A couple years ago we were living what some would consider the “American Dream.” We both had great jobs (like the kind people dream of landing), solid professional networks and careers that were moving along an upward trajectory. We were making the salaries necessary to support living in two of the most expensive places in the U.S., with solid benefit plans, health care coverage, and 401k contributions. Life was good and we felt secure.
When we met and decided to move in together, we could have combined our savings to buy a (somewhat) nice (tiny) apartment in SF, or a newish home near the beach on Maui. But instead, an inspired, lovestruck craziness set in and we saved enough to circle the globe, visit 21 countries, and come back with a little nest egg to start something new. Even though this was the option with more risk, less security and less long-term investment, we felt the investment in experiences and memories was well worth the cost.
There’s something equally crazy and magical that happens when you travel for a long period of time. Maybe it’s the realization that you can be happy and comfortable without many things. Or how you define “home” and what (or who) you need to find it. Or it could be seeing how other people in different parts of the world live and what they value most. Or maybe it’s just as simple as assessing how our precious time and hard earned money are used. But, with the risk of sounding completely cliche, travel changed our perspective.
We decided early on that our next career move required two things: 1) the freedom to live the kind of life that brings us happiness and 2) a contribution to something bigger. So as we were traveling, we started a website focused on sustainable and socially responsible travel. We worked along the way, telling stories, seeking out the best, most responsible (environmental and social) hotels and activities. Building a website and writing stories gave us routine and a purpose on the road. Not surprisingly, it also led to connections with some very cool business owners, employees and philanthropists. Without even realizing it, our professional network had expanded around the world and we found that this - helping people experience the same freedom of travel and satisfaction of making a contribution to the places they visit - was really, really rewarding.
Earlier this year, in safe little Sonoma, CA, we spent hours on the business plan for Cohica 2.0 - evolving our previous passion project into a real, money-making business. We became officially accredited by IATA, meaning we can book travel to those amazing places we visited at rates that are not accessible to the public. We reached out to our network of sustainable hotels, voluntourism, and responsible tour operators throughout the world. And now, half way through the year, we’re proud to offer both experiential travel packages and custom/curated trips that are unlike anything you can find online.
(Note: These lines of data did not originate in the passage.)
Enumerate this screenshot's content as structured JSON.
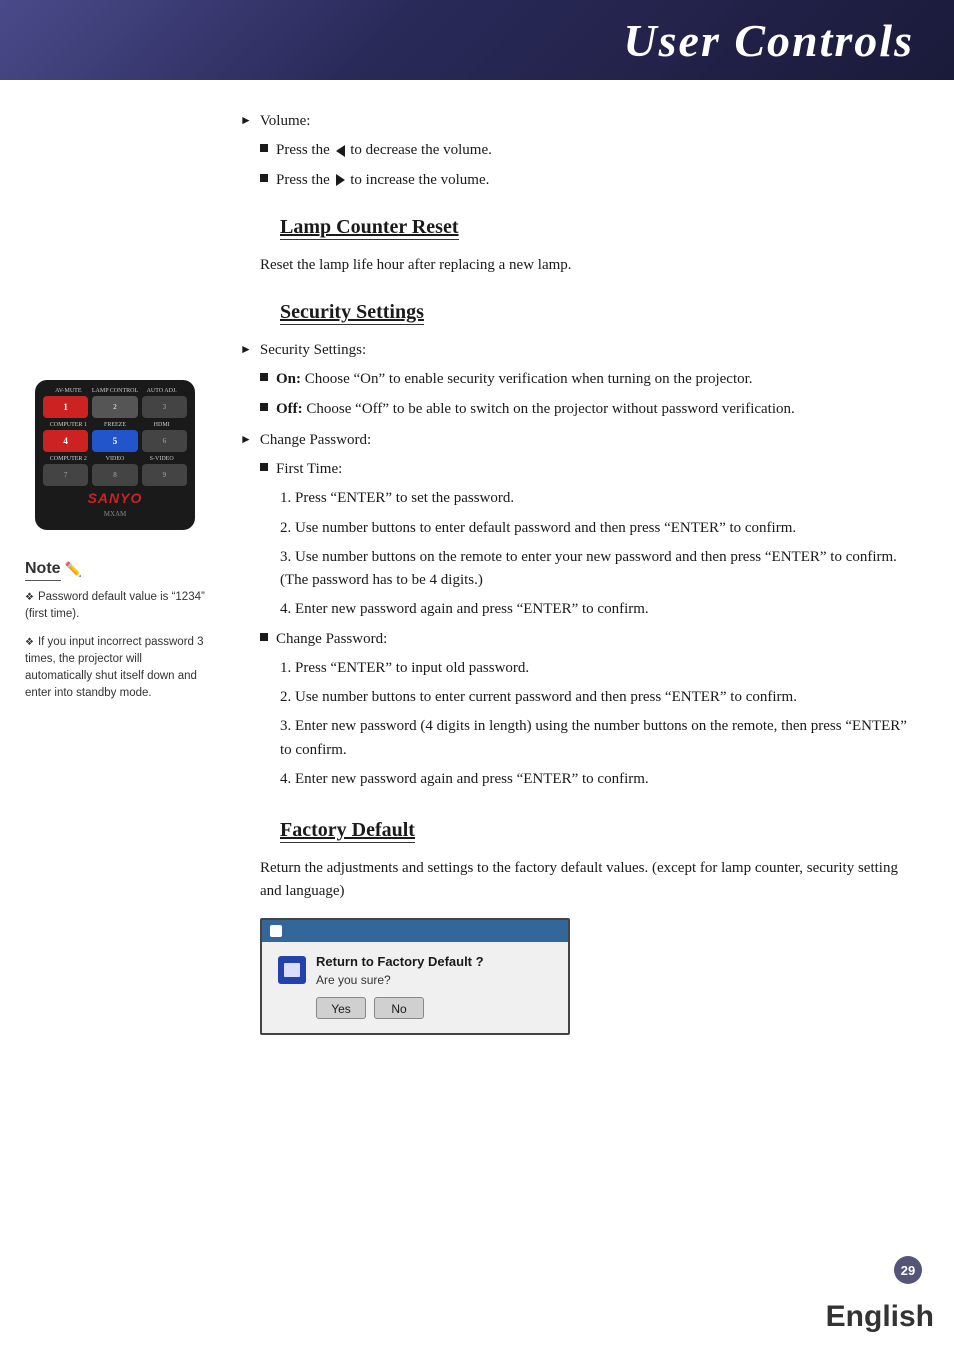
{
  "header": {
    "title": "User Controls"
  },
  "page_number": "29",
  "language": "English",
  "content": {
    "volume_section": {
      "label": "Volume:",
      "decrease": "Press the",
      "decrease_suffix": "to decrease the volume.",
      "increase": "Press the",
      "increase_suffix": "to increase the volume."
    },
    "lamp_counter": {
      "heading": "Lamp Counter Reset",
      "description": "Reset the lamp life hour after replacing a new lamp."
    },
    "security_settings": {
      "heading": "Security Settings",
      "label": "Security Settings:",
      "on_label": "On:",
      "on_text": "Choose “On” to enable security verification when turning on the projector.",
      "off_label": "Off:",
      "off_text": "Choose “Off” to be able to switch on the projector without password verification.",
      "change_password_label": "Change Password:",
      "first_time_label": "First Time:",
      "steps_first_time": [
        "1. Press “ENTER” to set the password.",
        "2. Use number buttons to enter default password and then press “ENTER” to confirm.",
        "3. Use number buttons on the remote to enter your new password and then press “ENTER” to confirm. (The password has to be 4 digits.)",
        "4. Enter new password again and press “ENTER” to confirm."
      ],
      "change_password_sub_label": "Change Password:",
      "steps_change": [
        "1. Press “ENTER” to input old password.",
        "2. Use number buttons to enter current password and then press “ENTER” to confirm.",
        "3. Enter new password (4 digits in length) using the number buttons on the remote, then press “ENTER” to confirm.",
        "4. Enter new password again and press “ENTER” to confirm."
      ]
    },
    "factory_default": {
      "heading": "Factory Default",
      "description": "Return the adjustments and settings to the factory default values. (except for lamp counter, security setting and language)",
      "dialog": {
        "title": "Return to Factory Default ?",
        "subtitle": "Are you sure?",
        "yes_btn": "Yes",
        "no_btn": "No"
      }
    }
  },
  "sidebar": {
    "remote": {
      "labels_row": [
        "AV-MUTE",
        "LAMP CONTROL",
        "AUTO ADJ."
      ],
      "row1": [
        "1",
        "2",
        "3"
      ],
      "row1_labels": [
        "COMPUTER 1",
        "FREEZE",
        "HDMI"
      ],
      "row2": [
        "4",
        "5",
        "6"
      ],
      "row2_labels": [
        "COMPUTER 2",
        "VIDEO",
        "S-VIDEO"
      ],
      "row3": [
        "7",
        "8",
        "9"
      ],
      "brand": "SANYO",
      "model": "MXAM"
    },
    "note": {
      "title": "Note",
      "items": [
        "Password default value is “1234” (first time).",
        "If you input incorrect password 3 times, the projector will automatically shut itself down and enter into standby mode."
      ]
    }
  }
}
Oh yea, and we moved to Spain. The low-cost of living and public benefits (virtually free, high quality health care!) here provide less financial pressure than we would have starting a business in the US. Living in Valencia still does require a regular income (we need to support all that wine drinking, after all), so while we’re getting Cohica up and running, we’ll each be teaching English for about 15 hours a week starting in September.
If we can make this work, then we will really be living the American, um, expat dream. We will be working on something we believe in, offering experiences that are both inspiring and responsible. We’ll have time with one another, time to travel and have the incredible gift of feeling challenged, humbled, scared and alive. It’s not for everyone, but it’s our dream. And, with time, effort and patience, we’re slowly getting there.